Now we should teach about slavery and the oppression of blacks, because obviously that’s a huge part of American history. The nation fought a Civil War over it, dealt with racism and segregation, and passed the Civil Rights Act of 1964. But what makes all of that so interesting to study is the personalities–people like Abraham Lincoln and MLK Jr.

The problem arises when historians try to paint all the rich, white, male Founders as bad people. Then you change the whole idea of America from a positive to a negative one. Much of the anti-Americanism in historiography today can be attributed to what happened in the sixties. When the Woodstock generation grew up and began to take over instruction on college campuses, a shift took place in how American history was taught.
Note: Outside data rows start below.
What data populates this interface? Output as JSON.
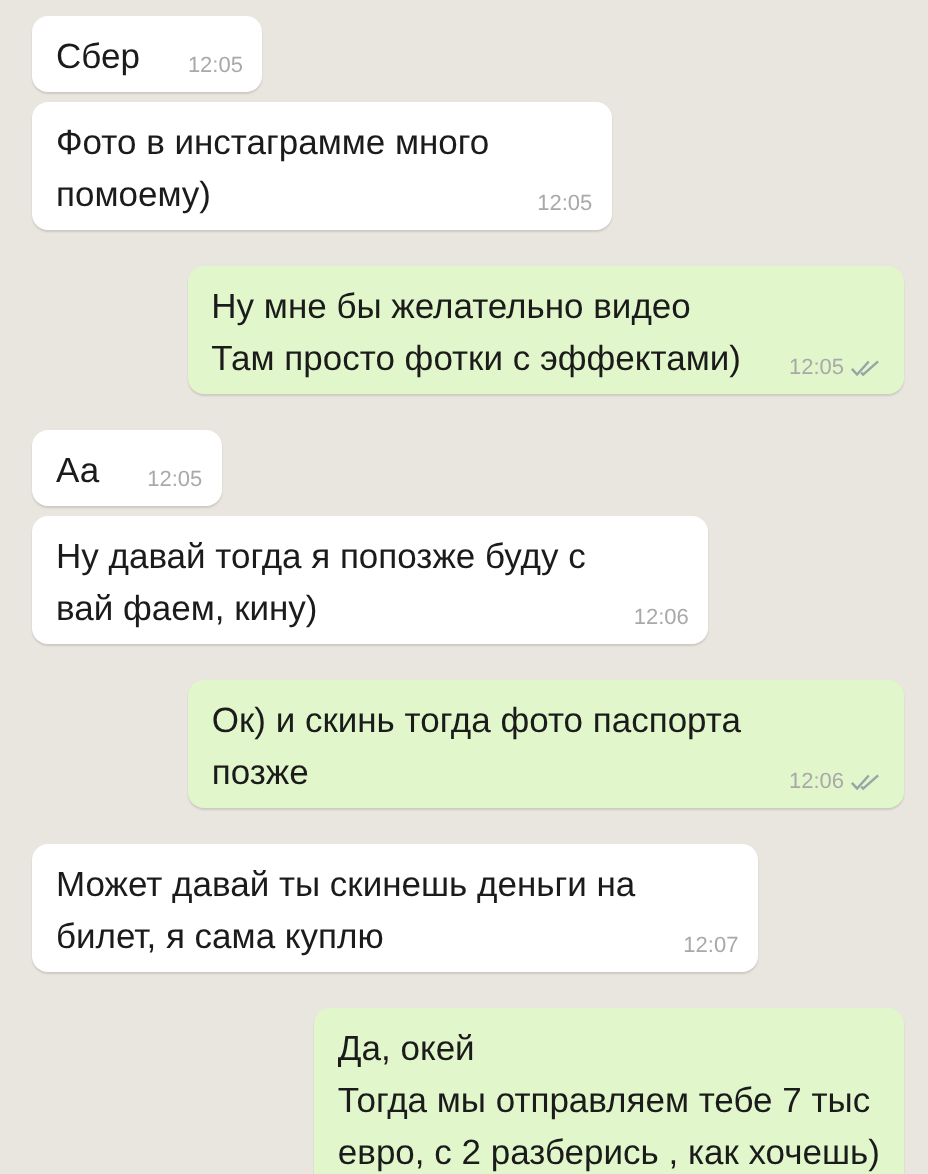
{
  "messages": [
    {
      "kind": "incoming",
      "text": "Сбер",
      "time": "12:05"
    },
    {
      "kind": "incoming",
      "text": "Фото в инстаграмме много\nпомоему)",
      "time": "12:05"
    },
    {
      "kind": "outgoing",
      "text": "Ну мне бы желательно видео\nТам просто фотки с эффектами)",
      "time": "12:05",
      "read": true
    },
    {
      "kind": "incoming",
      "text": "Аа",
      "time": "12:05"
    },
    {
      "kind": "incoming",
      "text": "Ну давай тогда я попозже буду с\nвай фаем, кину)",
      "time": "12:06"
    },
    {
      "kind": "outgoing",
      "text": "Ок) и скинь тогда фото паспорта\nпозже",
      "time": "12:06",
      "read": true
    },
    {
      "kind": "incoming",
      "text": "Может давай ты скинешь деньги на\nбилет, я сама куплю",
      "time": "12:07"
    },
    {
      "kind": "outgoing",
      "text": "Да, окей\nТогда мы отправляем тебе 7 тыс\nевро, с 2 разберись , как хочешь)"
    }
  ]
}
Instead of presenting America as a guardian of liberty, democracy, and the Judeo-Christian tradition, the new history sought to paint the United States as a racist oppressor. Of course, the Neo-Marxists and the Frankfurt School also had a major impact.

But I digress. My main point is not to rail against anti-Americanism, so much as it is to challenge the methods and means by which we teach history. It’s no wonder why many kids don’t want to learn history. They’re bored. They don’t care so much about knowing the economic minutia of the early colonial period or the price of cotton in the Old South, as they do about George Washington’s crossing of the Delaware at night on Christmas and his perseverance in the harsh winter of 1777-78 at Valley Forge. They want to hear about the rise of Frederick Douglas from slave to statesman, the determination of the Greatest Generation as they faced the Great Depression and World War II, and the courage of Rosa Parks as she refused to give up her seat in the “colored section” on a bus to a white passenger.

I think we could learn a few things from the emotional sensibilities of that early 19th-century movement in our jaded age. So, I say let’s get back to the heroic lessons on Washington’s character, honor, and integrity as well as the fascinating stories of Napoleon’s adventures and romances, his victories and defeats. Let’s study MLK’s “I Have a Dream” speech and read again his “Letter from Birmingham Jail.” Let’s focus more on the personalities which make history come alive. Let’s make history great again. Or at least let’s make it interesting.

What are You Reading?

books-bookstore-book-reading-159711.jpegIf you are like me you may be reading several books at once and going back and forth between them. Currently, I have the following books on my nightstand:  All Quiet on the Western Front, The Count of Monte Cristo, Message in a Bottle, and a book on Napoleon. I would like to know what you are reading. Leave a comment below:

The Journey Begins

Thanks for joining me!

Good company in a journey makes the way seem shorter. — Izaak Walton